Jack Butler Yeats

(redirected from Jack B. Yeats)

Yeats, Jack Butler


Born 1871 in Sligo; died Mar. 28, 1957, in Dublin. Irish painter. Founder and leader of the Irish national school of painting in the 20th century.

Yeats was the son of the portraitist John B. Yeats (1839-1922) and brother of the poet W. B. Yeats. He studied in Dublin and at the Westminster Art School in London. His creative work is imbued with humanism and love for his country and its national life, nature, and history. Romantic liveliness, impetuosity, and breadth are inherent in his manner of painting (After the Races, Tate Gallery, London; and The Magician and The Old Slave Woman, Municipal Gallery of Modern Art, Dublin).


Pyle, H. Jack B. Yeats: A Bibliography.

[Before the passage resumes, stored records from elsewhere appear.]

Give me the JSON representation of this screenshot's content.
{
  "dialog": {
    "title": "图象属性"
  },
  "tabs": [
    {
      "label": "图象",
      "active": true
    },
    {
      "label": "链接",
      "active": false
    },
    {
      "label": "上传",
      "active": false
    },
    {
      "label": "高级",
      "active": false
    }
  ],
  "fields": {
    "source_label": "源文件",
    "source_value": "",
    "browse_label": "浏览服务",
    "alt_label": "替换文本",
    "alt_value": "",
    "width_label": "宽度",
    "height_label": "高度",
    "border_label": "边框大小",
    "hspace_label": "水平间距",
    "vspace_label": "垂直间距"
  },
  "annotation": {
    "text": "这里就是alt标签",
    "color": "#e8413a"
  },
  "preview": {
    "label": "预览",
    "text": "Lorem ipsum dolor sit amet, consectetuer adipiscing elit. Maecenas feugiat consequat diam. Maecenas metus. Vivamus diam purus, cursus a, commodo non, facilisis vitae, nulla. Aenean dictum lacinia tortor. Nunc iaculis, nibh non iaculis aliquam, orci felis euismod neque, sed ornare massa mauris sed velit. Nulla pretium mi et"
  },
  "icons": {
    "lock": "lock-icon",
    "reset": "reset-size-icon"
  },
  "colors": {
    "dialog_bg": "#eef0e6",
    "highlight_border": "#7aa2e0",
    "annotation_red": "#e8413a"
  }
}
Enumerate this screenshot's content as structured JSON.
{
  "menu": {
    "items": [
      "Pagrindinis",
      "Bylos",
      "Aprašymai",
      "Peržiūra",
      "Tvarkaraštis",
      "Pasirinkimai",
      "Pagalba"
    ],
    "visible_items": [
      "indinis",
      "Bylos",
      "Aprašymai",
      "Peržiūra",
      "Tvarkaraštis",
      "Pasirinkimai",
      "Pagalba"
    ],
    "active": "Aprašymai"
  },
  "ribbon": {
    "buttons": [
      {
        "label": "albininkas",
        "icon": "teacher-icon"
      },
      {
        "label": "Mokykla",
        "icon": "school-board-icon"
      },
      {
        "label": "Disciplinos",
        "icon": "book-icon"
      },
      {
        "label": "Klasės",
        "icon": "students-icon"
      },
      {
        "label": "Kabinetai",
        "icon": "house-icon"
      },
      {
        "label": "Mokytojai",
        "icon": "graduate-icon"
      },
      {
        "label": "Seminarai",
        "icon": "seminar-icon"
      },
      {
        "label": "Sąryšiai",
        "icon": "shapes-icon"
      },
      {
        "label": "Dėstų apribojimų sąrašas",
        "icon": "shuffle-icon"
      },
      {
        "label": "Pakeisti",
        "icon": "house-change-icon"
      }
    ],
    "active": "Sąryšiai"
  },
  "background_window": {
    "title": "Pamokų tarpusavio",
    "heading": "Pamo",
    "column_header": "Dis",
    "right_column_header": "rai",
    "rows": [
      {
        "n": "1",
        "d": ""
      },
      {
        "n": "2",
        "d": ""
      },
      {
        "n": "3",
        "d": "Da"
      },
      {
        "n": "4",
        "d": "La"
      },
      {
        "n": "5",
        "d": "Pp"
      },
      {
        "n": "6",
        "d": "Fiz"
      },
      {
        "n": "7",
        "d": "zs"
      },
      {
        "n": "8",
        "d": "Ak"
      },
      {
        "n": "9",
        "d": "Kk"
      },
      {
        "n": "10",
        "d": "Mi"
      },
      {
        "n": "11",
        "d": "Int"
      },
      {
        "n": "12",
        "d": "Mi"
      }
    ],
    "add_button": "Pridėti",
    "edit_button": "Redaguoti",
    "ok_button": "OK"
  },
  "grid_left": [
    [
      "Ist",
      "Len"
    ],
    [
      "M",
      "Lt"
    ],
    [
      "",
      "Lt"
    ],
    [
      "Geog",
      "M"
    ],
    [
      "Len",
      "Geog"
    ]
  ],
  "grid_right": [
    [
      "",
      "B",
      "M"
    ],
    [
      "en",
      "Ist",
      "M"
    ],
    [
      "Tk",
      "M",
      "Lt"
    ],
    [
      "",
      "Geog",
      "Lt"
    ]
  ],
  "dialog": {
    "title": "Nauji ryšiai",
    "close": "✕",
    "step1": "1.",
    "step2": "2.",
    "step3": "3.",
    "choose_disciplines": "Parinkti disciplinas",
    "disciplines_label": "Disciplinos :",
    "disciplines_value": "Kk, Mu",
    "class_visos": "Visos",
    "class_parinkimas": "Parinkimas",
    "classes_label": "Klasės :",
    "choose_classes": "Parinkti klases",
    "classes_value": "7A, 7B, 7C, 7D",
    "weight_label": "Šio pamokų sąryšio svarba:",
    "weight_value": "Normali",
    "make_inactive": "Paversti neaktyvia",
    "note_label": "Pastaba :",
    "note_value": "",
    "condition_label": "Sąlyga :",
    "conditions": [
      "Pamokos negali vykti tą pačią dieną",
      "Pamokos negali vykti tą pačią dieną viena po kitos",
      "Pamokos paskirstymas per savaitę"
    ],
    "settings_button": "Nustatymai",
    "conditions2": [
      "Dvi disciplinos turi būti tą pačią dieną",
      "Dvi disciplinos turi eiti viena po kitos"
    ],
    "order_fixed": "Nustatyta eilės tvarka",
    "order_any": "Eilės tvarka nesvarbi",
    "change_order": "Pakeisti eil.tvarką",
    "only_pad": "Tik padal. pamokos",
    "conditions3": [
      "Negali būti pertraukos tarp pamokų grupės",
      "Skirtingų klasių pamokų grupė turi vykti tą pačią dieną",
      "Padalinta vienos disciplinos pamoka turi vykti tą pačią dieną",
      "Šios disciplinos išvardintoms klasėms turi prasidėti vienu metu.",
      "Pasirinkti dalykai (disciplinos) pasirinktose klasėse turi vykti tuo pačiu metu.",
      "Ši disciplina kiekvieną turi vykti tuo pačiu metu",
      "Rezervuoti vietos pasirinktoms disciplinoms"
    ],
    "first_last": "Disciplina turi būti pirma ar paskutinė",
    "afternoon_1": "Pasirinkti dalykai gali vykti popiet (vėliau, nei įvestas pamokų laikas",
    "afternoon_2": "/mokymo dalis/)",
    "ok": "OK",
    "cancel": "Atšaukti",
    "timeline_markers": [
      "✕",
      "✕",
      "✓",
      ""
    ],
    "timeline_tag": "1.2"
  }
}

London, 1970.
References in periodicals archive ?
The first chapter is devoted to Jack B. Yeats and the competing tensions between an aesthetic that seeks to figure national identity (voiced primarily by MacGreevy), and an aesthetic that focuses on the aesthetic object, the thing itself (voiced by Beckett).
This book does not by any means replace Gifford Lewis's book, The Yeats Sisters and the Cuala, nor Liam Miller's The Dun Emer Press, Later the Cuala Press, nor The Painted Word: Samuel Beckett's Dialogue with Art by Lois Oppenheim, nor Hilary Pyle's biographical studies, nor Bruce Arnold's important biographies of those painters, Jack B. Yeats and Mainie Jellet, relevant to her subject.
The poet William Butler Yeats, his younger brother the painter Jack B. Yeats, and their sisters Elizabeth (Lolly) and Susan Mary (Lily) Yeats, as well as certain talented acquaintances, including Susan L.
The bank, which has 3,000 pieces including works by Jack B. Yeats and Paul Henry, even has its own art adviser to manage the collection.
Eliot and Jack B. Yeats: Making Modernism Catholic.
'Jack B. Yeats: Master of ceremonies', opened at the Hunt Museum, Limerick, Ireland on 16 June 2004 and continues until 26 September.
A Jack B. Yeats Museum locates naturally in Dublin since (though he claimed that every picture he painted had a thought of Sligo in it) the artist lived for half of his life in the capital, and he painted historically significant aspects of the city when Ireland was at last attaining political independence.
Following the Barcelona experience, I had envisaged a Jack B. Yeats Museum filled with paintings and mementoes of the artist as being in a Georgian house in Fitzwilliam Square, where he resided for a considerable time and conceived his greatest masterpieces.
This former town librarian was perspicacious in acquiring paintings by Jack B. Yeats and his circle.
From its first issue, which included works by such writers as Frank O'Connor, Elizabeth Bowen, Jack B. Yeats, Flann O'Brien, and O'Faolain, The Bell published stories, poetry, essays, and book and theater reviews by Ireland's most celebrated modern writers.
Yeats, the nephew of artists Jack B. Yeats, Elizabeth Corbet ("Lolly") Yeats and Susan Mary ("Lily") Yeats, and the son of the poet William Butler Yeats, he chose the only course logically open to him-politics!